137 articles from TUESDAY 14.9.2021

What lies beneath: Volcanic secrets revealed

Lava samples have revealed a new truth about the geological makeup of the Earth's crust and could have implications for volcanic eruption early warning systems, a University of Queensland-led study has found.

To colonize different environments, bacteria precisely tune their nanomotors

In their roughly 3.5 billion years on Earth, bacteria have fine-tuned the art of colonizing all kinds of habitats, from the inner lining of digestive tracts to the blistering hot waters of geysers. But in their quest for world domination, bacteria face a critical snag when moving across diverse environments—preserving their navigational apparatus.

Researchers discover hormonal regulatory module for root elongation

In future, agricultural crop production will have to manage with less and less nitrogen fertilization. The goal must therefore be to increase nitrogen use efficiency so that yield levels can be kept stable. Plants respond to mild nitrogen deficiency by elongating their lateral roots. In this way, more nitrogen can be absorbed than before. Researchers at the IPK Leibniz Institute have now...

Researchers discover hormonal regulatory module for root elongation

Plants respond to mild nitrogen deficiency by elongating their lateral roots. In this way, more nitrogen can be absorbed than before. Researchers have now discovered a hormonal regulatory module that mediates the molecular processes of this adaptation. Brassinosteroids and auxins play a central role in this.

Researchers calculate the cost of restoring Australia's degraded ecosystems

The health and diversity of Australian ecosystems are in decline. The environment is under mounting pressure from land clearing, altered fire regimes and invasive species. Australian ecosystems are also extremely vulnerable to climate impacts with extreme temperatures and fires expected to become more frequent and more severe.

Scientists create winning microscopic images

The natural world served as the inspiration for the Ohio State University scientists whose microscope images were announced Monday (Sept. 13) among the top 20 winners in the 2021 Nikon Small World Photomicrography Competition.

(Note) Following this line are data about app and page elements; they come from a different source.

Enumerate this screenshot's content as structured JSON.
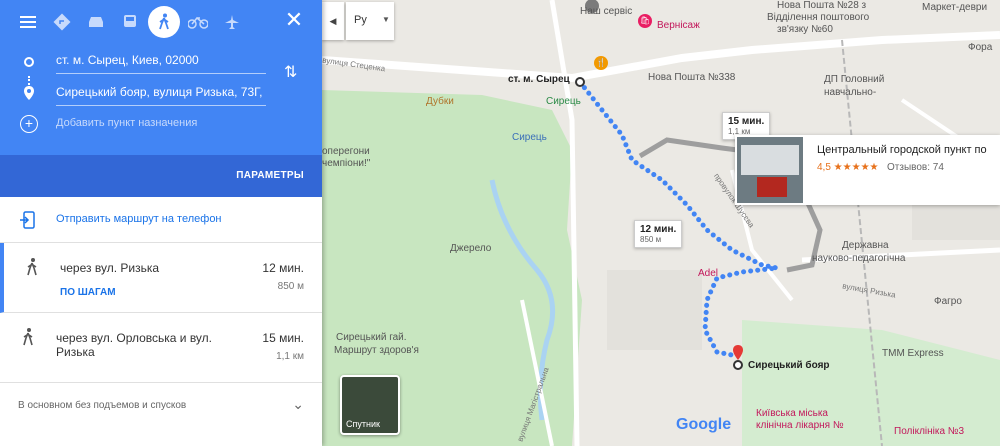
{
  "panel": {
    "modes": [
      "menu-icon",
      "car-route-icon",
      "car-icon",
      "transit-icon",
      "walking-icon",
      "bicycle-icon",
      "flight-icon"
    ],
    "origin": "ст. м. Сырец, Киев, 02000",
    "destination": "Сирецький бояр, вулиця Ризька, 73Г,",
    "add_destination": "Добавить пункт назначения",
    "params": "ПАРАМЕТРЫ",
    "send_to_phone": "Отправить маршрут на телефон",
    "routes": [
      {
        "name": "через вул. Ризька",
        "time": "12 мин.",
        "dist": "850 м",
        "steps": "ПО ШАГАМ"
      },
      {
        "name": "через вул. Орловська и вул. Ризька",
        "time": "15 мин.",
        "dist": "1,1 км"
      }
    ],
    "hills": "В основном без подъемов и спусков"
  },
  "map": {
    "lang": "Ру",
    "labels": {
      "nash_servis": "Наш сервіс",
      "vernisazh": "Вернісаж",
      "viddilennya": "Відділення поштового",
      "zvyazku": "зв'язку №60",
      "nova_poshta_28": "Нова Пошта №28 з",
      "market": "Маркет-деври",
      "fora": "Фора",
      "stetsenka": "вулиця Стеценка",
      "nova_poshta": "Нова Пошта №338",
      "dp_golovnyi": "ДП Головний",
      "navchalno": "навчально-",
      "syrets_metro": "ст. м. Сырец",
      "syrets": "Сирець",
      "syrets_bus": "Сирець",
      "dubky": "Дубки",
      "peregony": "оперегони",
      "champions": "чемпіони!\"",
      "dzherelo": "Джерело",
      "syrets_gai": "Сирецький гай.",
      "marshrut": "Маршрут здоров'я",
      "derzhavna": "Державна",
      "naukovo": "науково-педагогічна",
      "adel": "Adel",
      "fagro": "Фагро",
      "tmm": "TMM Express",
      "klinichna": "Київська міська",
      "likarnya": "клінічна лікарня №",
      "poliklinika": "Поліклініка №3",
      "ryzka_road": "вулиця Ризька",
      "shusheva": "провулок Шусєва",
      "magistralna": "вулиця Магістральна",
      "destination_pin": "Сирецький бояр"
    },
    "bubble_12": {
      "time": "12 мин.",
      "dist": "850 м"
    },
    "bubble_15": {
      "time": "15 мин.",
      "dist": "1,1 км"
    },
    "place": {
      "title": "Центральный городской пункт по",
      "rating": "4,5 ★★★★★",
      "reviews": "Отзывов: 74"
    },
    "satellite": "Спутник",
    "google": "Google"
  }
}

Antibacterial nanozymes: Healing chronic wounds with nanochemistry

Chronic infected wounds are often highly problematic for diabetic patients. However, a team of Chinese researchers has now developed a targeted approach to wound healing that makes use of nanomedicine, and their research has been published in the journal Angewandte Chemie. The researchers were able to deactivate wound-infecting bacteria using a solution of nanocapsules that alter the wound...

Hard single-molecule magnets: Tetranuclear rare earth metal complexes with giant spin

Magnets formed from a single molecule are of particular interest in data storage, since the ability to store a bit on every molecule could vastly increase the storage capacity of computers. Researchers have now developed a new molecular system with a particular magnetic hardness. The ingredients in this special recipe are rare earth metals and an unusual nitrogen-based molecular bridge, as shown...

Concentration of microparticles in lakes reflect nearby human activity and land use

Predicting where anthropogenic debris accumulates in aquatic ecosystems is necessary for its control and environmental remediation, but plastic and fiber pollution in lakes is not well studied. A study published in PLOS Biology by Andrew Tanentzap at University of Cambridge, United Kingdom and colleagues suggests that microparticle concentrations in lakes are higher than previously reported, and...

New report on the importance and vulnerability of a critical nursery habitat for BC salmon

A new report on the value and vulnerability of juvenile salmon habitat in northern BC's Skeena River reveals how climate change and development are critically impacting the region—and provides a historical assessment to help inform the region's future planning. Collaborators from the Lax Kw'alaams Fisheries Program, the Skeena Fisheries Commission and Simon Fraser University say proactive...

Hand and footprint art dates to mid-Ice Age

An international collaboration has identified what may be the oldest work of art, a sequence of hand and footprints discovered on the Tibetan Plateau. The prints date back to the middle of the Pleistocene era, between 169,000 and 226,000 years ago – three to four times older than the famed cave paintings in Indonesia, France and Spain.

Boris Johnson says he will not rule out ‘plan B’ of vaccine passports, masks and homeworking – as it happened

Prime minister sets out more details of government winter plans after announcement of ‘plan A’ booster jabsBring in measures soon or risk 7,000 daily hospitalisations, Sage warnsVallance advises PM to ‘go early’ if new Covid restrictions neededSummary of Boris Johnson’s press conferenceMandatory masks could return this winter, says Sajid JavidNightclubs urged to make contingency plans...